Throughout Ohio’s stay-at-home order (which started in late March and has been lifting in phases over the month of May), I have made a habit of watching Governor Mike DeWine’s daily press conference. As we reached mid-April, the state’s numbers were looking pretty good and it was announced that – while there was certainly still danger and a long road to full recovery – Ohio had been largely successful in flattening the curve.
The initial grave concern that there would be a sharp peak inundating hospital capacity seemed to have diminished, replaced by a relatively low plateau that has held steady for a month now.
I’ve noticed that the Governor and other officials point out daily that the reason for the positive progress was because of Ohioans’ actions. Most people have willingly and effectively followed the recommendations to practice social distancing, wash their hands regularly, and sanitize surfaces. (Wearing face coverings has been controversial, but when I venture out to a store or to pick up a carryout food order, I can see that the majority of people are wearing a mask.) Each individual has done their part to protect themselves and everyone else, and collectively it has created a significant positive outcome. When he announced, on April 24, that the state would begin safely reopening on May 1, Gov. DeWine told the citizens “you’ve gotten us to where we are today.” He continues to assert that no matter what order he gives, the results will come by the actions of the people.
Now, whether one’s opinion is that reopening decisions are coming too soon, too late, or just right, the data trends and realities such as hospital capacity are measureable facts. This statewide accomplishment is a public example of what happens in the private sector as well. Business successes – meeting goals, making sales, producing goods, achieving desirable profit levels – are due to the day-to-day, minute-by-minute behaviors, decisions, and actions of all the individual workers in that company. Sure, the leader can state a mission, vision, or goal and might be able to somewhat compel people do what is asked, but true success is going to happen only when and if the individual team members buy-in, get aligned, and make it happen.
I’m pleased and grateful to recognize in my own business that our team has demonstrated great accountability before and during the Covid crisis. Over the past couple of years, we have implemented much organizational change such as restructuring departments, launching new processes, and expanding our use of technology. Rather than it being a top-down endeavor, numerous team members have been involved in the planning, decision-making, and execution. While change is always hard, everyone persevered and several months ago we began to notice direct positive results.
Individual accountability is critical to organizational results. Accountability is not something that happens to you, it is how you choose to take ownership of your situation and achieve results, figuring out solutions to overcome the obstacles in your way.
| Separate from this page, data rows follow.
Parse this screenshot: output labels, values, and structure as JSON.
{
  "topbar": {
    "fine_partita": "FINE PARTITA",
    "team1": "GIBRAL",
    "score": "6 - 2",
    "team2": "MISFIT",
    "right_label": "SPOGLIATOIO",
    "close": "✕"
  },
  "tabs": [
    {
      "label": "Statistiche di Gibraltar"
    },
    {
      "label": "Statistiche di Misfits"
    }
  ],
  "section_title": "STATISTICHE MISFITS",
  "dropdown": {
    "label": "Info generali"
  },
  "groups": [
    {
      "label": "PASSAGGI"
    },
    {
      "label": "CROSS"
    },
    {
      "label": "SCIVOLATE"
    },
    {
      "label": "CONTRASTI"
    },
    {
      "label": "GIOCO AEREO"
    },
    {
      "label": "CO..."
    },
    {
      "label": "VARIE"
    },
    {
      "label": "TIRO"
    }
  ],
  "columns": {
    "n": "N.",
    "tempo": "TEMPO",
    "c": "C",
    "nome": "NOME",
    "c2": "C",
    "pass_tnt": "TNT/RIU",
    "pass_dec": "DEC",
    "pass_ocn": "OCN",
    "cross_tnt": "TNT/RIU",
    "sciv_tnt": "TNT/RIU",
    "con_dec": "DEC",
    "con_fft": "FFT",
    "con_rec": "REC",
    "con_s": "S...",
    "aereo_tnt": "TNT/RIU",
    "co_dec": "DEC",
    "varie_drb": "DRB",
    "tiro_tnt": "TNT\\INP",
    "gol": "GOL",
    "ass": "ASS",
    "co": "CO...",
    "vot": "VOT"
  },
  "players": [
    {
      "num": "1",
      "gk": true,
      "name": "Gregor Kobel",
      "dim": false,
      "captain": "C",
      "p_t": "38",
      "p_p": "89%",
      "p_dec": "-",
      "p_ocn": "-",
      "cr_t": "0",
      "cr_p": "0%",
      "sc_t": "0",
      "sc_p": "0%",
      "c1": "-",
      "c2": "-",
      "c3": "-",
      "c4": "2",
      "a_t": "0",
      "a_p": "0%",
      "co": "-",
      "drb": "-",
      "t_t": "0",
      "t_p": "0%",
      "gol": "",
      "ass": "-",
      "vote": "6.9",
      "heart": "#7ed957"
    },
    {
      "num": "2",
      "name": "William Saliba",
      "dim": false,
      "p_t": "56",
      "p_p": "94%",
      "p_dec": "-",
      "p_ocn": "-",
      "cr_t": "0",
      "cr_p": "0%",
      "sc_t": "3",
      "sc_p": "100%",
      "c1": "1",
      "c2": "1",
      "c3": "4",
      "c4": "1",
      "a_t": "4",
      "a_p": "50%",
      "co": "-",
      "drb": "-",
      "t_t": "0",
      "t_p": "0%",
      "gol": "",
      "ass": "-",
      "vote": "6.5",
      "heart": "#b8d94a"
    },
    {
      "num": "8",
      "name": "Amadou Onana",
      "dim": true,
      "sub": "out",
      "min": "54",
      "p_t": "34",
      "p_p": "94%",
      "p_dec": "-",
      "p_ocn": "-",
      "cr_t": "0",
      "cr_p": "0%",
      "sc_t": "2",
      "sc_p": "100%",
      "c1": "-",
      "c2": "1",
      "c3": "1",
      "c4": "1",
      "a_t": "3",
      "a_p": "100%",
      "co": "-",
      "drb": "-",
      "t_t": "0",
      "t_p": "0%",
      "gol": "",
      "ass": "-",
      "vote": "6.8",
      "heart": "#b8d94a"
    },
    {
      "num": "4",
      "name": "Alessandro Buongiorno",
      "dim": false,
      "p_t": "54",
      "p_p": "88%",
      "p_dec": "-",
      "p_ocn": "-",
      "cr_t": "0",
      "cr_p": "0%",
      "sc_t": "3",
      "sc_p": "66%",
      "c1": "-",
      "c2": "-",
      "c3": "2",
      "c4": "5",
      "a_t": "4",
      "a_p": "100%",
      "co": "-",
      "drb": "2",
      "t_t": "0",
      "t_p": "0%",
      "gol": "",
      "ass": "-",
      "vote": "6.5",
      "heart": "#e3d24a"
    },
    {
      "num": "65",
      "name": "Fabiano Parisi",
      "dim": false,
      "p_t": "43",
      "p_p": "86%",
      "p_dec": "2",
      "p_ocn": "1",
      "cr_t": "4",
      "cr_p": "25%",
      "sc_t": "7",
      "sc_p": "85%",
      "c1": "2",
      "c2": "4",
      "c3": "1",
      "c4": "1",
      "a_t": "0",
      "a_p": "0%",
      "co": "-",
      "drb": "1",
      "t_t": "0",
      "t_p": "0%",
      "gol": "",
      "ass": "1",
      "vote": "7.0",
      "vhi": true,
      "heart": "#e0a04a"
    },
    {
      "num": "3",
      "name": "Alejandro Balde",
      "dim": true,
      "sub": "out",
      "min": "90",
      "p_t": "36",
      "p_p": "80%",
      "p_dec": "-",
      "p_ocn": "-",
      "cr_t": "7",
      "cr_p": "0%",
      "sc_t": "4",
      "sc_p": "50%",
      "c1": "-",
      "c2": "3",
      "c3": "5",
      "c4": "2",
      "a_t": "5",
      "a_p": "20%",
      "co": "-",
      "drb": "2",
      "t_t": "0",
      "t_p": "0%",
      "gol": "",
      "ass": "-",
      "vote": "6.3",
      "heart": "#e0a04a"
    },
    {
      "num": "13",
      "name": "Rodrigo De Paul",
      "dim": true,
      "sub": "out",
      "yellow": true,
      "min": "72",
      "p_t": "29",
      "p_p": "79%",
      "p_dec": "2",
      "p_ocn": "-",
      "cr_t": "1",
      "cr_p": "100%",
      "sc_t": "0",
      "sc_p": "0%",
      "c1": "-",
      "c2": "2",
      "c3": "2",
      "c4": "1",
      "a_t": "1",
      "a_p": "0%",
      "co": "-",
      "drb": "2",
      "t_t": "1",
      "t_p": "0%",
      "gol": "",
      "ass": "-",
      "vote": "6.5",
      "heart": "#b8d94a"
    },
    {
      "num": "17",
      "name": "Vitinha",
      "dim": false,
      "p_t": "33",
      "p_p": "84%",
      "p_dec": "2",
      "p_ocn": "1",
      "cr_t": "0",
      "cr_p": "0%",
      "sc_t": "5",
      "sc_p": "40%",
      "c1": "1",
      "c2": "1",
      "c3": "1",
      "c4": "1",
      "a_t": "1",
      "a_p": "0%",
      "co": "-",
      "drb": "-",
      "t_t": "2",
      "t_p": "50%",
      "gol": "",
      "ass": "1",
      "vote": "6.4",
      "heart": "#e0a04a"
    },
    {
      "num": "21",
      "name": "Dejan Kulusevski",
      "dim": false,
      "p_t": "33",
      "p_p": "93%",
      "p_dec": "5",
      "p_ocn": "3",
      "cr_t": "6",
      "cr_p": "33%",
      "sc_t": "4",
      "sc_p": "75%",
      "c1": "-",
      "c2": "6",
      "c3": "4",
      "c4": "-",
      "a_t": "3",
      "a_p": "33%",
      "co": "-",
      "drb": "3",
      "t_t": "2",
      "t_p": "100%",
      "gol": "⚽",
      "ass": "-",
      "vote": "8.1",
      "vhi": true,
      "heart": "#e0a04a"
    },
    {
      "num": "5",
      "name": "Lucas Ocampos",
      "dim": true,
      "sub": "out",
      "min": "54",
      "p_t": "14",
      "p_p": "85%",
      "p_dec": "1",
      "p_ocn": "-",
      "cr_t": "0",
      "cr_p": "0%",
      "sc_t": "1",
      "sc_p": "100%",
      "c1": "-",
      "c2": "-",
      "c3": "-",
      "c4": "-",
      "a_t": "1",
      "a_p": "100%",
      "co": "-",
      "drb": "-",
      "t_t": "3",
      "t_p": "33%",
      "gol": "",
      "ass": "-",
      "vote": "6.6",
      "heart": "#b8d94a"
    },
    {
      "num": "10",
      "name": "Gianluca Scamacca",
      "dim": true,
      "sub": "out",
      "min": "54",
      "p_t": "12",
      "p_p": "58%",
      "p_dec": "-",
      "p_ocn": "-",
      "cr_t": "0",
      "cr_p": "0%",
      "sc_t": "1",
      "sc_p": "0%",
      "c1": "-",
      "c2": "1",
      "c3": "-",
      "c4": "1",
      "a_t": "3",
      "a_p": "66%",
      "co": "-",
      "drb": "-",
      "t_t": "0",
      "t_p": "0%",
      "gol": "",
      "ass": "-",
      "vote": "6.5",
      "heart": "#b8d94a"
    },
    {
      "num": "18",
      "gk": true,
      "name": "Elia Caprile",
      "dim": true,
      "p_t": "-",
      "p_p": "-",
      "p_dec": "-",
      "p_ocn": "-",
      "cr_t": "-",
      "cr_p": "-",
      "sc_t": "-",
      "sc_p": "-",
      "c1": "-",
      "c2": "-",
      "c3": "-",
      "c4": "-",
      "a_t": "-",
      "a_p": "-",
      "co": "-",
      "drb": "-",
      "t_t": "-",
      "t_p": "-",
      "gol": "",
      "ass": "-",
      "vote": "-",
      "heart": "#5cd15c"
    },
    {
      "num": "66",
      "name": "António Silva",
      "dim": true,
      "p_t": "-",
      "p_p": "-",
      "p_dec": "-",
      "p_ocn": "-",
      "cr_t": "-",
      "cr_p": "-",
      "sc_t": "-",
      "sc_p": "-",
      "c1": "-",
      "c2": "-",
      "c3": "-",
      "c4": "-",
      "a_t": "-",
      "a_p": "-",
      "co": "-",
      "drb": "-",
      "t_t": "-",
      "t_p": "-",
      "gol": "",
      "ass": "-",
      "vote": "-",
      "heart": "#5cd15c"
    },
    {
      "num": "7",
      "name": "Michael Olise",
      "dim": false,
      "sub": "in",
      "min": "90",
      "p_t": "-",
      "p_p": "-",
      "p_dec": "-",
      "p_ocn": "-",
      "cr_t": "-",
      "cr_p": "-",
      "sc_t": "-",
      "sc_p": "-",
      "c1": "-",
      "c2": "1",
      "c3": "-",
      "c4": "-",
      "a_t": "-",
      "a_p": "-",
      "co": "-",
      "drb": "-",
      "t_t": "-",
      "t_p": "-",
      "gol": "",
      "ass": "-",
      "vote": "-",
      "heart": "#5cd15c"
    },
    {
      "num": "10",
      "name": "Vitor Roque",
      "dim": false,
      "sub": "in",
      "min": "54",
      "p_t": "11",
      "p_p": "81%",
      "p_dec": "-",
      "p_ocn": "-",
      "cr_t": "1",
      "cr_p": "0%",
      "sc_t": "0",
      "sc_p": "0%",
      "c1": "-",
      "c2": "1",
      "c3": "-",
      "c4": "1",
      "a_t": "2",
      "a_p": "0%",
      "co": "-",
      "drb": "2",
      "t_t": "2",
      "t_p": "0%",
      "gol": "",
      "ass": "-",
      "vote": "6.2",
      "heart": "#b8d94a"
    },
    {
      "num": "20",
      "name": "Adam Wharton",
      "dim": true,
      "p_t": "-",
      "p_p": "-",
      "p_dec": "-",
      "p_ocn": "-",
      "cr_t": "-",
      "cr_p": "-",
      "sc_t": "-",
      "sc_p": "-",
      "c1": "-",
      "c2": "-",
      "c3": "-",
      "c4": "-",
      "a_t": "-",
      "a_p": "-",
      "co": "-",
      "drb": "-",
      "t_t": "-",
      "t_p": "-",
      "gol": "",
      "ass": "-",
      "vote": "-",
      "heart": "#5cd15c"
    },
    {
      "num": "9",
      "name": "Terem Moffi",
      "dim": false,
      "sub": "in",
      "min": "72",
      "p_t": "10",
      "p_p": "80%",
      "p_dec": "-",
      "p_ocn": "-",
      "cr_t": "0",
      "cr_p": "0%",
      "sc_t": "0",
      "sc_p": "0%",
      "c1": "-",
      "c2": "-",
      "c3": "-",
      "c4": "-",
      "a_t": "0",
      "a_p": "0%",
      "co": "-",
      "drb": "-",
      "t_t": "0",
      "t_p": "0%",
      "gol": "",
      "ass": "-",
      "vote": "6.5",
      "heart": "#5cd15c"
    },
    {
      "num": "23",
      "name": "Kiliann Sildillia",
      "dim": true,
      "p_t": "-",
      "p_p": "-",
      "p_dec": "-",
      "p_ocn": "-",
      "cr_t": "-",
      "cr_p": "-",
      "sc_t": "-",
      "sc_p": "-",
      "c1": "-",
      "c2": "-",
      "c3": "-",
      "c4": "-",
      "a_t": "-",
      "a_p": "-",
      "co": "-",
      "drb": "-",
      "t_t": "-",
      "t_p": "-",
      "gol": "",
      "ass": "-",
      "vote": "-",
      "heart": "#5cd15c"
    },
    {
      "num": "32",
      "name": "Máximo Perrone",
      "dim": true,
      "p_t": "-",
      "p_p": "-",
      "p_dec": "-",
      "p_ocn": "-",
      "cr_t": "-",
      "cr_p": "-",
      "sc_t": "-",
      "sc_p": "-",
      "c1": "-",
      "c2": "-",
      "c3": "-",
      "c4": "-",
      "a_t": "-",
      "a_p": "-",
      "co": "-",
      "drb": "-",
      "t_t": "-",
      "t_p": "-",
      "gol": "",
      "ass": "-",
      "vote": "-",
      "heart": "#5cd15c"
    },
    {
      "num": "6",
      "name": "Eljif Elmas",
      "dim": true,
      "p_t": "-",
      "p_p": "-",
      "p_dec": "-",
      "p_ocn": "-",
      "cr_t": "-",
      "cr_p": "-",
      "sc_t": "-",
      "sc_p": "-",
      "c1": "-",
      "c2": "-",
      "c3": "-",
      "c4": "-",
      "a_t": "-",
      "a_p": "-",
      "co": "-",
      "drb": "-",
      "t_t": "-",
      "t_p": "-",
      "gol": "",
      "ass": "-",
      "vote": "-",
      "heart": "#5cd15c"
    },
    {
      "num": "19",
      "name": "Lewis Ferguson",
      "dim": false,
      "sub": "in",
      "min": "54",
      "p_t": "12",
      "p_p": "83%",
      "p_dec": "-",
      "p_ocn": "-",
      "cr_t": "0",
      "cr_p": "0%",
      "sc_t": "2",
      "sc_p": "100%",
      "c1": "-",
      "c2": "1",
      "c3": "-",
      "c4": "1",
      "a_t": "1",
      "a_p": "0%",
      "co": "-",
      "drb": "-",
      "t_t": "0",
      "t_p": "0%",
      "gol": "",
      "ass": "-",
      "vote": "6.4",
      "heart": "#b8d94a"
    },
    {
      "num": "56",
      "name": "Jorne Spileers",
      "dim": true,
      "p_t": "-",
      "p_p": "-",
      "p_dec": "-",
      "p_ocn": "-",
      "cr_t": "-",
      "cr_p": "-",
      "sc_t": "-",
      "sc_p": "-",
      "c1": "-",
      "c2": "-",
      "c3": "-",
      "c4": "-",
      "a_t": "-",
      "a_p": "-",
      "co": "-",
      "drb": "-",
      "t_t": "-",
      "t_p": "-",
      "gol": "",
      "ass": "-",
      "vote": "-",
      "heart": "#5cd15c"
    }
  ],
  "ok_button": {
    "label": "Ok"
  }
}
Then along comes Covid. In response, the team has once again grabbed ownership, creating and launching new products, learning new skills, and developing creative solutions in order to best service clients and maintain operations to the greatest extent possible. Sure, I provide guidance and set forth some basic direction, but they grab the ball and run with it. Even though, just like in the rest of the world, uncertainty remains and recovery is not guaranteed, their individual choices to be accountable, take ownership, and conduct themselves in the manner needed, contribute to the likelihood of a positive outcome for the company.
Way to go Ohio! Way to go Exhibit Concepts Team!
About the Author:
Kelli Glasser, President & CEO of Exhibit Concepts, Inc.
Kelli is the dynamic leader of ECI, harnessing her analytical approach to gain consensus and alignment throughout the organization. Her ability to break down problems into the elements necessary to solve them enables our team to make sense out of even the most complex of problems.
As the second-generation owner of Exhibit Concepts, founded by her father in 1978, she carries on the tradition of a strong personal investment in client success.
As President and CEO, Kelli shapes every decision ECI makes by seamlessly leading our leaders. She believes in the power of leadership by giving responsibility and authority, making her the ultimate macro manager. Kelli’s goal is to ensure every experience of partnering with ECI is a complete, innovative solution that exceeds expectations.